I went on from there to find success in college: I got my associate’s degree, my bachelor’s and then my master’s, but a test – another test – did me in. I couldn’t pass my Praxis to become an elementary school teacher.
When I think back on that American history test and the Praxis, I feel such empathy for my students. It never got easy for me. I’m not sure it ever does for ELL students. It’s hard to build confidence, and there’s so much failure.
It never got easy for me. I’m not sure it ever does for ELL students. It’s hard to build confidence, and there’s so much failure.
But if there’s one thing that’s been true for me, it’s that belief comes when you least expect it and most need it. I found my first job in a classroom as a teacher’s assistant in Angie Power’s first grade class. I spent eight years with Angie, and it was exactly where I was meant to be. Because of the time I spent under her wings, learning from her right alongside those first graders, I knew I could do it when it came time to walk out of her classroom and into my own.
After all my starts and stops, the ups and downs, I’d found a place to learn, and I’d found someone who believed in me. I walked out of Angie’s class ready, for the first time, to become what I was meant to be.
They made me the educator I am today, an educator who understands the fears and anxieties of my students and their parents. They made me an educator who will be for my students what I didn’t always have: someone to believe in them. They made me an educator who’s still got so much to give.
And I’m thankful to everyone who supported me. To my mom and my family, to my grandmother, to Angie for teaching me right alongside those first-graders, to my cooperating teacher Sarah Collins, to all who’ve shaped my path: Thank you. Let’s never stop believing in each other and in our profession, appreciating what we get to do and cherishing the opportunity we have to inspire our students to learn, dream and succeed.
Thank you for reading!
When I enter any particular classroom at any particular school, my first instinct is to look around and find something I identify with. The Latino background in me longs to see something that reflects or resembles my culture. When I do find something, it makes me happy and it's even an opportunity to initiate conversations about the artifact's background.
So this got me thinking about my students. I teach English language learners (ELLs). My students come from diverse cultures and backgrounds. Many of them are cross-cultural students (read more about it here).
The point is, because of who my students are, it is my responsibility to establish and maintain an environment where all my students feel comfortable and safe. So as I rearrange my classroom and decorate my walls, I have to be intentional with my decor.
You see, when students step into your classroom, they look around and they immediately search for something they can recognize. They look around for something to connect, whether is cultural, emotional, or linguistic; they long to identify with something...ANYTHING that assures them that their backgrounds are accepted....I can guarantee you that a desk globe and/or a world map on a wall doesn't quite do the trick.
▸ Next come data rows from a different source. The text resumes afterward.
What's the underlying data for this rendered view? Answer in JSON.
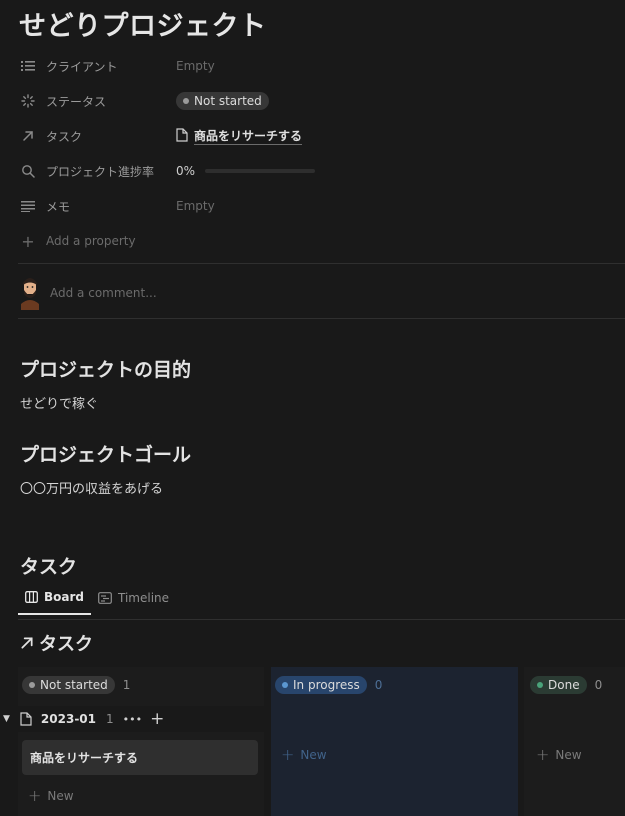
{
  "page": {
    "title": "せどりプロジェクト"
  },
  "properties": {
    "client": {
      "name": "クライアント",
      "value": "Empty"
    },
    "status": {
      "name": "ステータス",
      "value": "Not started"
    },
    "task": {
      "name": "タスク",
      "value": "商品をリサーチする"
    },
    "progress": {
      "name": "プロジェクト進捗率",
      "value": "0%",
      "fraction": 0
    },
    "memo": {
      "name": "メモ",
      "value": "Empty"
    },
    "add_property": "Add a property"
  },
  "comment": {
    "placeholder": "Add a comment..."
  },
  "content": {
    "purpose_heading": "プロジェクトの目的",
    "purpose_text": "せどりで稼ぐ",
    "goal_heading": "プロジェクトゴール",
    "goal_text": "〇〇万円の収益をあげる",
    "tasks_heading": "タスク"
  },
  "views": {
    "tabs": [
      {
        "label": "Board",
        "active": true
      },
      {
        "label": "Timeline",
        "active": false
      }
    ]
  },
  "board": {
    "title": "タスク",
    "columns": [
      {
        "label": "Not started",
        "count": "1",
        "color": "#9b9b9b",
        "pill_bg": "#373737"
      },
      {
        "label": "In progress",
        "count": "0",
        "color": "#5b97d1",
        "pill_bg": "#28456c"
      },
      {
        "label": "Done",
        "count": "0",
        "color": "#4aa37a",
        "pill_bg": "#2b3b33"
      }
    ],
    "group": {
      "label": "2023-01",
      "count": "1",
      "more": "•••",
      "add": "+"
    },
    "card": {
      "title": "商品をリサーチする"
    },
    "new_label": "New"
  },
  "colors": {
    "background": "#191919",
    "card": "#2f2f2f",
    "progress_column_bg": "#1c2330"
  }
}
After reading, "To Connect Across Cultures, Find Out What You Have in Common", I realized that I need to do more...WE need to do more in our classrooms to build trust and connections with our ELLs. We need to be intentional about what's in our classroom and support our students with diverse cultures find similarities and not differences among cross-cultures.
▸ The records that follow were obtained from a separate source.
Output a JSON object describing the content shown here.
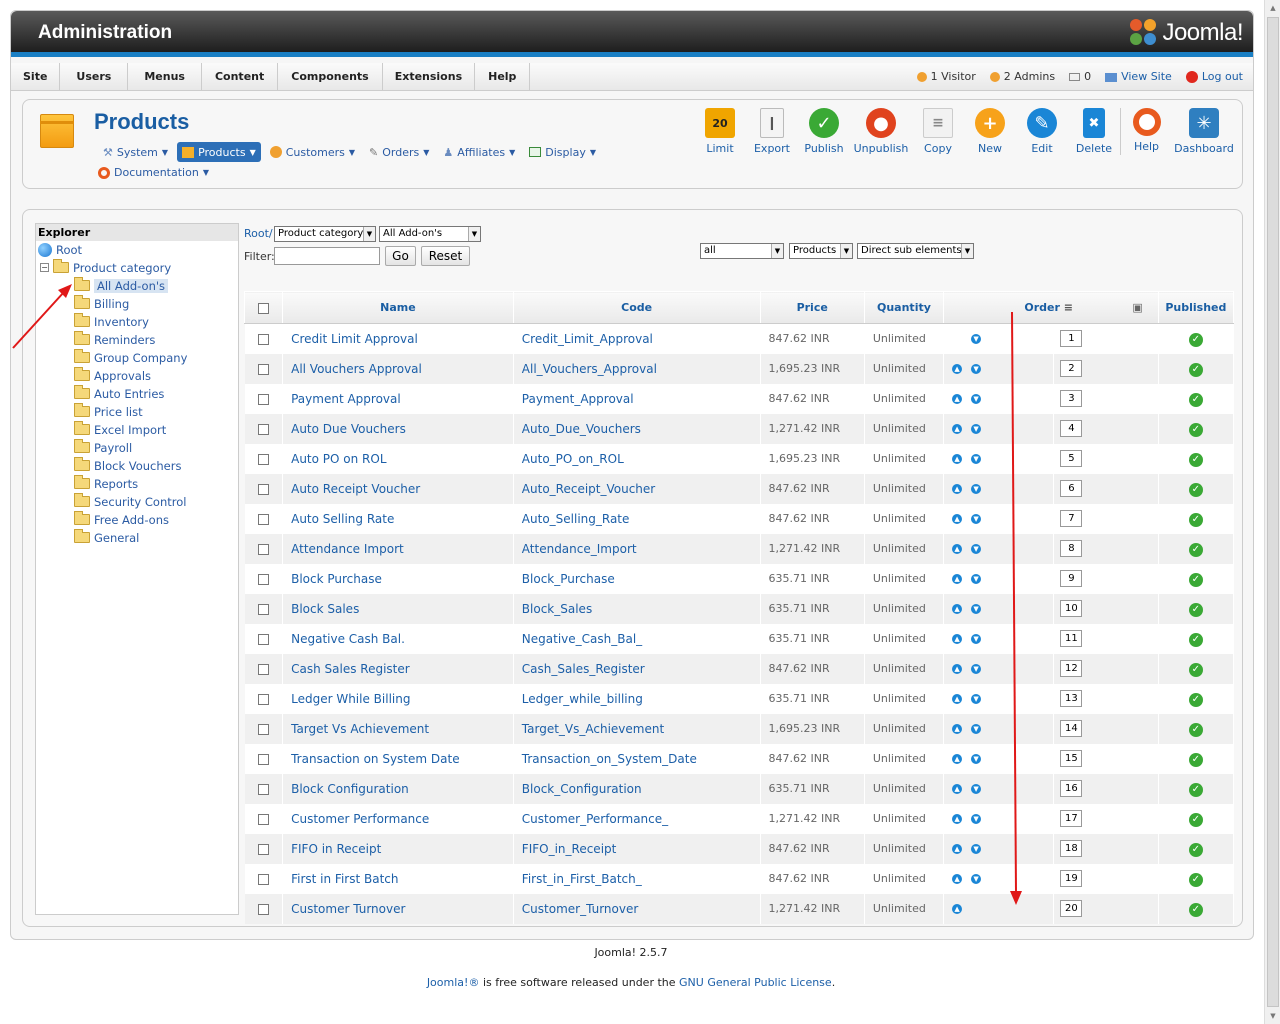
{
  "header": {
    "title": "Administration",
    "logo_text": "Joomla!"
  },
  "menu": [
    "Site",
    "Users",
    "Menus",
    "Content",
    "Components",
    "Extensions",
    "Help"
  ],
  "status": {
    "visitor": "1 Visitor",
    "admins": "2 Admins",
    "messages": "0",
    "view_site": "View Site",
    "logout": "Log out"
  },
  "page": {
    "title": "Products",
    "submenu": [
      {
        "label": "System",
        "icon": "wrench-icon"
      },
      {
        "label": "Products",
        "icon": "box-icon",
        "active": true
      },
      {
        "label": "Customers",
        "icon": "users-icon"
      },
      {
        "label": "Orders",
        "icon": "orders-icon"
      },
      {
        "label": "Affiliates",
        "icon": "affiliates-icon"
      },
      {
        "label": "Display",
        "icon": "display-icon"
      }
    ],
    "documentation": "Documentation"
  },
  "toolbar": [
    {
      "label": "Limit",
      "color": "#f0a500"
    },
    {
      "label": "Export",
      "color": "#e0e0e0"
    },
    {
      "label": "Publish",
      "color": "#3aa935"
    },
    {
      "label": "Unpublish",
      "color": "#e0431e"
    },
    {
      "label": "Copy",
      "color": "#dcdcdc"
    },
    {
      "label": "New",
      "color": "#f7a21a"
    },
    {
      "label": "Edit",
      "color": "#1a86d6"
    },
    {
      "label": "Delete",
      "color": "#1a86d6"
    },
    {
      "label": "Help",
      "color": "#e85a1e"
    },
    {
      "label": "Dashboard",
      "color": "#2f7fc0"
    }
  ],
  "explorer": {
    "title": "Explorer",
    "root": "Root",
    "category": "Product category",
    "items": [
      "All Add-on's",
      "Billing",
      "Inventory",
      "Reminders",
      "Group Company",
      "Approvals",
      "Auto Entries",
      "Price list",
      "Excel Import",
      "Payroll",
      "Block Vouchers",
      "Reports",
      "Security Control",
      "Free Add-ons",
      "General"
    ]
  },
  "filters": {
    "root_label": "Root/",
    "category_select": "Product category",
    "subcategory_select": "All Add-on's",
    "filter_label": "Filter:",
    "go": "Go",
    "reset": "Reset",
    "scope_select": "all",
    "type_select": "Products",
    "depth_select": "Direct sub elements"
  },
  "table": {
    "headers": {
      "name": "Name",
      "code": "Code",
      "price": "Price",
      "quantity": "Quantity",
      "order": "Order",
      "published": "Published"
    },
    "rows": [
      {
        "name": "Credit Limit Approval",
        "code": "Credit_Limit_Approval",
        "price": "847.62 INR",
        "qty": "Unlimited",
        "order": "1"
      },
      {
        "name": "All Vouchers Approval",
        "code": "All_Vouchers_Approval",
        "price": "1,695.23 INR",
        "qty": "Unlimited",
        "order": "2"
      },
      {
        "name": "Payment Approval",
        "code": "Payment_Approval",
        "price": "847.62 INR",
        "qty": "Unlimited",
        "order": "3"
      },
      {
        "name": "Auto Due Vouchers",
        "code": "Auto_Due_Vouchers",
        "price": "1,271.42 INR",
        "qty": "Unlimited",
        "order": "4"
      },
      {
        "name": "Auto PO on ROL",
        "code": "Auto_PO_on_ROL",
        "price": "1,695.23 INR",
        "qty": "Unlimited",
        "order": "5"
      },
      {
        "name": "Auto Receipt Voucher",
        "code": "Auto_Receipt_Voucher",
        "price": "847.62 INR",
        "qty": "Unlimited",
        "order": "6"
      },
      {
        "name": "Auto Selling Rate",
        "code": "Auto_Selling_Rate",
        "price": "847.62 INR",
        "qty": "Unlimited",
        "order": "7"
      },
      {
        "name": "Attendance Import",
        "code": "Attendance_Import",
        "price": "1,271.42 INR",
        "qty": "Unlimited",
        "order": "8"
      },
      {
        "name": "Block Purchase",
        "code": "Block_Purchase",
        "price": "635.71 INR",
        "qty": "Unlimited",
        "order": "9"
      },
      {
        "name": "Block Sales",
        "code": "Block_Sales",
        "price": "635.71 INR",
        "qty": "Unlimited",
        "order": "10"
      },
      {
        "name": "Negative Cash Bal.",
        "code": "Negative_Cash_Bal_",
        "price": "635.71 INR",
        "qty": "Unlimited",
        "order": "11"
      },
      {
        "name": "Cash Sales Register",
        "code": "Cash_Sales_Register",
        "price": "847.62 INR",
        "qty": "Unlimited",
        "order": "12"
      },
      {
        "name": "Ledger While Billing",
        "code": "Ledger_while_billing",
        "price": "635.71 INR",
        "qty": "Unlimited",
        "order": "13"
      },
      {
        "name": "Target Vs Achievement",
        "code": "Target_Vs_Achievement",
        "price": "1,695.23 INR",
        "qty": "Unlimited",
        "order": "14"
      },
      {
        "name": "Transaction on System Date",
        "code": "Transaction_on_System_Date",
        "price": "847.62 INR",
        "qty": "Unlimited",
        "order": "15"
      },
      {
        "name": "Block Configuration",
        "code": "Block_Configuration",
        "price": "635.71 INR",
        "qty": "Unlimited",
        "order": "16"
      },
      {
        "name": "Customer Performance",
        "code": "Customer_Performance_",
        "price": "1,271.42 INR",
        "qty": "Unlimited",
        "order": "17"
      },
      {
        "name": "FIFO in Receipt",
        "code": "FIFO_in_Receipt",
        "price": "847.62 INR",
        "qty": "Unlimited",
        "order": "18"
      },
      {
        "name": "First in First Batch",
        "code": "First_in_First_Batch_",
        "price": "847.62 INR",
        "qty": "Unlimited",
        "order": "19"
      },
      {
        "name": "Customer Turnover",
        "code": "Customer_Turnover",
        "price": "1,271.42 INR",
        "qty": "Unlimited",
        "order": "20"
      }
    ]
  },
  "footer": {
    "version": "Joomla! 2.5.7",
    "joomla_link": "Joomla!®",
    "middle": " is free software released under the ",
    "license_link": "GNU General Public License",
    "end": "."
  },
  "colors": {
    "accent": "#1a7fc4",
    "link": "#1c5fa8",
    "annotation_arrow": "#e01818"
  }
}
We need to come together and share ideas among educators on ways to bring awareness and gain multicultural backgrounds as well as activities that will help our students be sensitive to a diverse population.
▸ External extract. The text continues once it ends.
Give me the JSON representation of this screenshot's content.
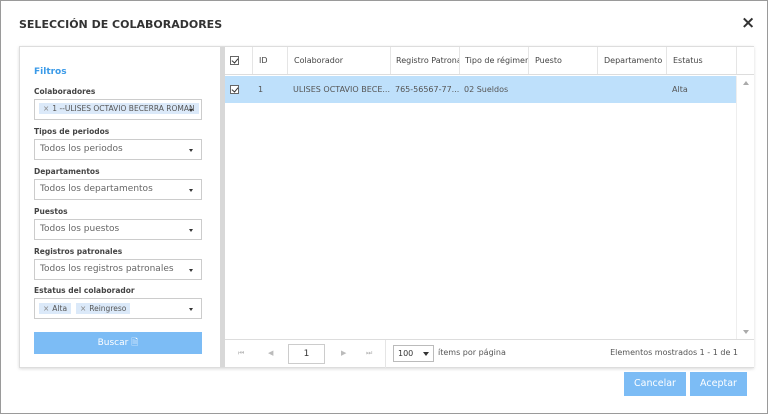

I am going to start posting pictures of everything I have in my classroom that supports and promotes students' diversity using the hashtag #ELLchat_Snaps and I encourage you to do the same.
I can't wait to see the wonderful things you are doing in your classrooms to make your ELL feel important, comfortable, and accepted!
Thank you for reading!